Later that year Jacqueline Onassis started working at Viking Press in New York City but moved to Doubleday in 1978. Beginning as an associate editor, she eventually became a senior editor responsible for about a dozen books each year by authors that included Bill Moyers, Michael Jackson, and the Nobel Prize winner Naguib Mahfouz. She also served as a board member of the American Ballet Theatre and worked to save historic buildings, most notably New York City’s Grand Central Station. She continued to nurture her first husband’s legacy with her support for the John F. Kennedy Presidential Library in Boston.
Wherever she went, Onassis continued to attract attention. Escorted at first by a variety of prominent men, she had as her constant companion for the last twelve years of her life the Belgian-born diamond dealer Maurice Tempelsman. On walks in Central Park she was sometimes photographed with her young granddaughters, the children of Caroline Kennedy Schlossberg.
In early 1994 Onassis was diagnosed with non-Hodgkin’s lymphoma, and she died at her Fifth Avenue apartment on 19 May. Although she had been a member of the nearby St. Thomas More Church, her funeral service took place at the larger St. Ignatius. Her son, John, Jr., who spoke at the service, noted that he and his sister had searched for the themes that shaped her life, and in the end they had selected three: love of words, emphasis on family, and desire for adventure. Burial followed at Arlington National Cemetery, in Arlington, Virginia, where her first husband and the two children who had predeceased them (infant Patrick and an unnamed stillborn daughter) were also buried.
The four-day auction of Onassis’s personal effects at Sotheby’s in New York in April 1996 resulted in “insane” buying and reaped more than $34 million, far more than predicted. But it was hardly unexpected, since she had fascinated Americans for nearly four decades with her signature style.

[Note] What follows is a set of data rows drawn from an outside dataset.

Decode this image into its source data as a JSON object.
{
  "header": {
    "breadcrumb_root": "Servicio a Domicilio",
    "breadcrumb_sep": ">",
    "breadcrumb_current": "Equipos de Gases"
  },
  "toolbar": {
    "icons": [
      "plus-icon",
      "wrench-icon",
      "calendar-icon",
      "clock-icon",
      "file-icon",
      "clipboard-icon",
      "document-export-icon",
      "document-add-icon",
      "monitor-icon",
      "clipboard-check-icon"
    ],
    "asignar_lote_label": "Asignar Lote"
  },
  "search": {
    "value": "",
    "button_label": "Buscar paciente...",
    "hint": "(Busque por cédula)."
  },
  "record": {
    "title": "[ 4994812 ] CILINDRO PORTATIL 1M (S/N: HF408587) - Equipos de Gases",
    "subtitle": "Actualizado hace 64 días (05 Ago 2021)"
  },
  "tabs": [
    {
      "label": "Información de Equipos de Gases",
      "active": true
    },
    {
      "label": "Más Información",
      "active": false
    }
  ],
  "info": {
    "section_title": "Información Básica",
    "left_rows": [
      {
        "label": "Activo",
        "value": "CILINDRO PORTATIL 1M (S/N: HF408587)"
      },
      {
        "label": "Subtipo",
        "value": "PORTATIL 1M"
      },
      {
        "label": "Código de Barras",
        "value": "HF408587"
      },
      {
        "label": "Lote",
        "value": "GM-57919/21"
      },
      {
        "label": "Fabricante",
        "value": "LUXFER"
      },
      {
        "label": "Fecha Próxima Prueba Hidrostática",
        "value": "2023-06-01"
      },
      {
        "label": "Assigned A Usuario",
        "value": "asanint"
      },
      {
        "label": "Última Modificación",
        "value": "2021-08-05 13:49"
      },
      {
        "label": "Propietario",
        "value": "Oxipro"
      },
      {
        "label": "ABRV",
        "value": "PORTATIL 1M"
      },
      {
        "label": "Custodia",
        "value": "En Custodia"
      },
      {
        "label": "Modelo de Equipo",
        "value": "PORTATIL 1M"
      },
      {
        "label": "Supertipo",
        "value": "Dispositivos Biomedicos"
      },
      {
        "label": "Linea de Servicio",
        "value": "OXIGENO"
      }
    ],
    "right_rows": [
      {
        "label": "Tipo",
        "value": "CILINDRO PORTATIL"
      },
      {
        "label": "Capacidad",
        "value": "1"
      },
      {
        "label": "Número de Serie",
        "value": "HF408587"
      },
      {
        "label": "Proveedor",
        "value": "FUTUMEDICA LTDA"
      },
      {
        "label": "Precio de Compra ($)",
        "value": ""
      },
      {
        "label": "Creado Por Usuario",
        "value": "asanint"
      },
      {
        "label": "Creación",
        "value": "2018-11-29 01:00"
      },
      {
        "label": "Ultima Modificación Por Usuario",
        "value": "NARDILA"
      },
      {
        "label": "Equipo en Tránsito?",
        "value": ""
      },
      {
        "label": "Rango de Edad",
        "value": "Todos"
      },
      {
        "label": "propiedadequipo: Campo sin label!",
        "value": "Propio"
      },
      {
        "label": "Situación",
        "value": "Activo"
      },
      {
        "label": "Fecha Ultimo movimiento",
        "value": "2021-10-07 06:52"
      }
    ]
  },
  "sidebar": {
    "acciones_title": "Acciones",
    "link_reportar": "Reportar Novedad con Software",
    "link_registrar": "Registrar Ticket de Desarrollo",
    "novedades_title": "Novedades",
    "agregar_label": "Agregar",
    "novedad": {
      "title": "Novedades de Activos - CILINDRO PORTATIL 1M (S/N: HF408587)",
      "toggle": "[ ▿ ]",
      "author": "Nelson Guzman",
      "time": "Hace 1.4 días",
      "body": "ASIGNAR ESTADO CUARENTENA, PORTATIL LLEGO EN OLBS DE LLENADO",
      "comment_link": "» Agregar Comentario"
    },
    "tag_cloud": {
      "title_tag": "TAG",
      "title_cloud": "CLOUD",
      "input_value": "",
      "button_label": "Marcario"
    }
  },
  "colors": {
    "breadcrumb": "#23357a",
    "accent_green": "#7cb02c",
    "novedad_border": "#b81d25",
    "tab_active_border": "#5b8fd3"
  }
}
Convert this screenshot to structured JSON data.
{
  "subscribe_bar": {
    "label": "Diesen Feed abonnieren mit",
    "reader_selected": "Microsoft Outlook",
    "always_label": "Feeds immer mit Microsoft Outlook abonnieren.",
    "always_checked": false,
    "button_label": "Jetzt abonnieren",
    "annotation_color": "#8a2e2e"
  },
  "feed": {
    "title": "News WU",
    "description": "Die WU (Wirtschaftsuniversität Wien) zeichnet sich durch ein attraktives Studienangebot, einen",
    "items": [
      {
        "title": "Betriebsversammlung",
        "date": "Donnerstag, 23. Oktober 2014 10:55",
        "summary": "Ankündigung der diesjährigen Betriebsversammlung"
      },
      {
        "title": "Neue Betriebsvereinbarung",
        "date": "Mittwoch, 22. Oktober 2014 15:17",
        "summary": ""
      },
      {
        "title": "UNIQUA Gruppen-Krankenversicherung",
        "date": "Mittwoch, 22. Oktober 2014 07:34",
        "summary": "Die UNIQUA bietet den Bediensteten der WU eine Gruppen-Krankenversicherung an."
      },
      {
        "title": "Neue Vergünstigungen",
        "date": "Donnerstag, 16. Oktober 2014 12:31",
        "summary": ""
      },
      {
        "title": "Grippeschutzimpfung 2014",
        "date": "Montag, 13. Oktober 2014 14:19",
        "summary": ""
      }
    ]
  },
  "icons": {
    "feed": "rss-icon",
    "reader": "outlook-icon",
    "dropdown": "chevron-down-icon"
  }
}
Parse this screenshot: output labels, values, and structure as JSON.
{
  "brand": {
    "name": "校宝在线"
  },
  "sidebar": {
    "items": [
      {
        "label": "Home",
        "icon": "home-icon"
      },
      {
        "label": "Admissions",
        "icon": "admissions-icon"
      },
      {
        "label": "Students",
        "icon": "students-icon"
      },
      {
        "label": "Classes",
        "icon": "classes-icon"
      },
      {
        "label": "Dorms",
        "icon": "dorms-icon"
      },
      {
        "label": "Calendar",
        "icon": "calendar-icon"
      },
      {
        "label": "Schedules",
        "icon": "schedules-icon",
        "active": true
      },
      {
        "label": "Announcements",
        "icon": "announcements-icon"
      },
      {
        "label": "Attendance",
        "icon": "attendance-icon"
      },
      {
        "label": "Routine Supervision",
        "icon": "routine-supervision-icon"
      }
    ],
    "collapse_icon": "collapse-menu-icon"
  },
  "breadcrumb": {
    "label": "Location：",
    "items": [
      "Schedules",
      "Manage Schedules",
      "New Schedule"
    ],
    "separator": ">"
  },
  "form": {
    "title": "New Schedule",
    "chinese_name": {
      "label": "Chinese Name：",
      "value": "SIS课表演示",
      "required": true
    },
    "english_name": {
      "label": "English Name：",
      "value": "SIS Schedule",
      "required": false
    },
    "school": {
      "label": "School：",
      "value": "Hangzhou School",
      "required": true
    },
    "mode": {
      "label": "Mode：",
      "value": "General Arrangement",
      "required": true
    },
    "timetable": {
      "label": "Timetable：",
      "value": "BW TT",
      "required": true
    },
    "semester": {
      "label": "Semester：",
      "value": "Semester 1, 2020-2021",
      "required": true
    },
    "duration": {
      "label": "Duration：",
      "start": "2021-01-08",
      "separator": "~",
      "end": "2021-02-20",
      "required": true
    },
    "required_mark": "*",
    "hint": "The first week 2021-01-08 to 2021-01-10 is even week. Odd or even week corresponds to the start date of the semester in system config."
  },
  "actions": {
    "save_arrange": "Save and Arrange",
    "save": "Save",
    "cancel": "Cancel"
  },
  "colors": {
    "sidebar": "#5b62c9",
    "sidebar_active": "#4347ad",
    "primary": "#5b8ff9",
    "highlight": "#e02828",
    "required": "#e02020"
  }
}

The John F. Kennedy Library is the chief repository of Onassis’s papers, including several hundred boxes of White House social files and 200 oral-history transcripts containing references to her. On her early years, see John H. Davis, The Bouviers: Portrait of an American Family (1969). On the White House years, see Letitia Baldrige, Of Diamonds and Diplomats (1968); Carl Sferrazza Anthony, First Ladies, vol. 2 (1991); and James A. Abbott and Elaine M. Rice, Designing Camelot (1998). Following her death, authors interviewed people who knew her and now spoke more openly about her and about the Kennedy marriage; see Edward Klein, All Too Human (1996), and Christopher P. Andersen, Jack and jackie: Portrait of an American Marriage (1996). A frontpage obituary is in the New York Times (20 May 1994).
Betty Boyd Caroli